By now, you’re likely aware of the negative impact smoking has on your health. However, you might not realize the serious effects smoking has on your overall dental care. Since your mouth is the starting point for all cigarette damage, you’ll deal with some significant oral health issues when you smoke. Even vaping, which is the latest trend pushed as a healthier alternative to smoking, has an impact on your health. Discover how smoking and vaping affect your dental care.
The Effects of Vaping on Oral Health
Vaping, which is when you inhale the vapours produced by e-cigarettes, has been pushed as a healthy alternative to traditional cigarette smoking. While research is still ongoing, what scientists have discovered so far isn’t promising. While e-cigarettes don’t result in bad breath, tooth discolouration, and plaque build up like traditional cigarettes, you still inhale nicotine if you choose a variety that has a nicotine cartridge. Nicotine reduces blood flow, which impacts your mouth’s ability to fight off bacteria. In turn, this can lead to a serious gum infection called periodontal disease.
Additionally, e-cigarette vapours can release inflammatory proteins in the gum tissue that can lead to critical oral diseases. Some e-cigarettes use flavouring that can also lead to cellular damage in your mouth. Lastly, research done at the University of North Carolina School of Medicine shows that e-cigarettes lead to the same, and sometimes even broader, suppression of key immune genes in your respiratory system and nasal passages as traditional cigarette smoking. This means e-cigarettes could be just as harmful as regular cigarettes to your respiratory system.
Smoking’s Impact on Your Oral Health

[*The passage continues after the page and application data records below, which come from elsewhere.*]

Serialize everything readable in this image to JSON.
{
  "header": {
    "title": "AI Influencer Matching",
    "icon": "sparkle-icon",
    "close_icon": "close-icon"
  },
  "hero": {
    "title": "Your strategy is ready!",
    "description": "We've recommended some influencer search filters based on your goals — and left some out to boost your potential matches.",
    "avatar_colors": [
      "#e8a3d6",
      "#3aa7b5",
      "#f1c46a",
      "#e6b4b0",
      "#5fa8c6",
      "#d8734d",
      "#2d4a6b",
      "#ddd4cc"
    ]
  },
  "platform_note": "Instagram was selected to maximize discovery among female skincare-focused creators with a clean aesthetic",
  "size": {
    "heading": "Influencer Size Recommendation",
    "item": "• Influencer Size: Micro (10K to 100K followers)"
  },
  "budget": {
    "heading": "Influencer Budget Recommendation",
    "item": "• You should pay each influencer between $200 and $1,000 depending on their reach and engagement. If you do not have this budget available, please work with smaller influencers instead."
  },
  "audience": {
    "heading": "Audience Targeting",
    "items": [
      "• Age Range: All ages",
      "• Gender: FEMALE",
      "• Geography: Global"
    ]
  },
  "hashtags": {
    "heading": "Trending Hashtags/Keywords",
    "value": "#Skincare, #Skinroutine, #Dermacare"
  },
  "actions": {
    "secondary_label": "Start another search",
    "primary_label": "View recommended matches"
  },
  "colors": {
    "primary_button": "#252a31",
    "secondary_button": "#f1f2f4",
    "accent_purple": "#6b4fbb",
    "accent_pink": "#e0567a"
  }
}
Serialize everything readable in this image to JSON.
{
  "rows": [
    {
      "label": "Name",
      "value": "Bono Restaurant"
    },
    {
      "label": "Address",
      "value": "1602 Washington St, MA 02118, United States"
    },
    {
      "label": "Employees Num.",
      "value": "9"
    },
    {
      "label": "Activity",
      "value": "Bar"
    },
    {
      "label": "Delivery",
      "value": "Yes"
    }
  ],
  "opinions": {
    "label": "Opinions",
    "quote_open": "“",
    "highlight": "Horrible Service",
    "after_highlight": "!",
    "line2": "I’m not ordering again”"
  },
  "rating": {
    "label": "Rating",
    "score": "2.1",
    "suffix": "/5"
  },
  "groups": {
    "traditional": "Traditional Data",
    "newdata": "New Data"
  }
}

Since the nicotine, tar, and other harmful chemicals found in cigarettes immediately hit your teeth and mouth as soon as you start smoking, this is one part of your body that receives some of the worst side effects. These chemicals can lead to yellow stains on your teeth that are difficult to remove. They also weaken the protective enamel on your teeth, which can leave your teeth to more susceptible to bacteria that eat away at your teeth and cause tooth rot. Weakened enamel also leads to sensitive teeth.
Additionally, this build up of bacteria can lead to gum disease, which causes your gums to recede and compromises the stability of your teeth. Finally, perhaps the most major impact smoking has on your oral health is oral cancer. Tobacco smoke has over 7,000 chemicals, and over 70 of those chemicals are known to cause cancer.
Smoking and Surgeries
However, it’s not just oral health concerns you have to consider when smoking. Smokers have an increase in severe cardiovascular complications compared to nonsmokers. In fact, one study showed that smokers were 57 per cent more likely to suffer from cardiac arrest, 73 per cent more likely to have a stroke, and 80 per cent more likely to have a heart attack. This is because smoking increases inflammation, which increases your chances of these complications.
Smoking’s Impact on Wound Healing
In addition to a higher risk of complications during surgery, research also shows a direct connection between smoking and delayed wound healing after surgery. If you’re a smoker and you need surgery on your mouth (or any part of your body), it’s important to understand how smoking impacts your healing. Smoking reduces the amount of oxygen in your body. Without this necessary oxygen, surgical wounds take longer to close, which increases the risk of infection. It also increases your chances of scarring. Additionally, orthopaedic surgeries, which are those on your bones or joints, also take longer to heal.
While it’s hard to do, if you can quit smoking before your surgery, your body can heal faster and better. Within just a few days after quitting, your blood flow improves and your body starts to get more oxygen. Within four weeks of quitting, inflammatory cell response is reduced.
Treatment Options for Smokers
You’ll find a variety of mouthwashes and toothpastes marketed to smokers with claims that they can help repair damage caused by smoking. This includes toothpastes made to remove yellow nicotine stains and products used to mask cigarette odour in your mouth. However, no product on the market is as effective at treating oral problems brought on by smoking as actually quitting smoking. Additionally, many of these products use abrasive and harsh chemicals to attack bacteria that thrive in a smoker’s mouth. Yet these products can do nothing to restore enamel, prevent gum and tooth rot, or stop any type of oral cancer.
If you’re a smoker, it’s important you regularly visit your dentist to monitor your oral health, and you can use our Find Your Dentist tool to find one near you. If you’re ready to quit smoking, talk to your healthcare professional about the variety of products available to help you meet your goal.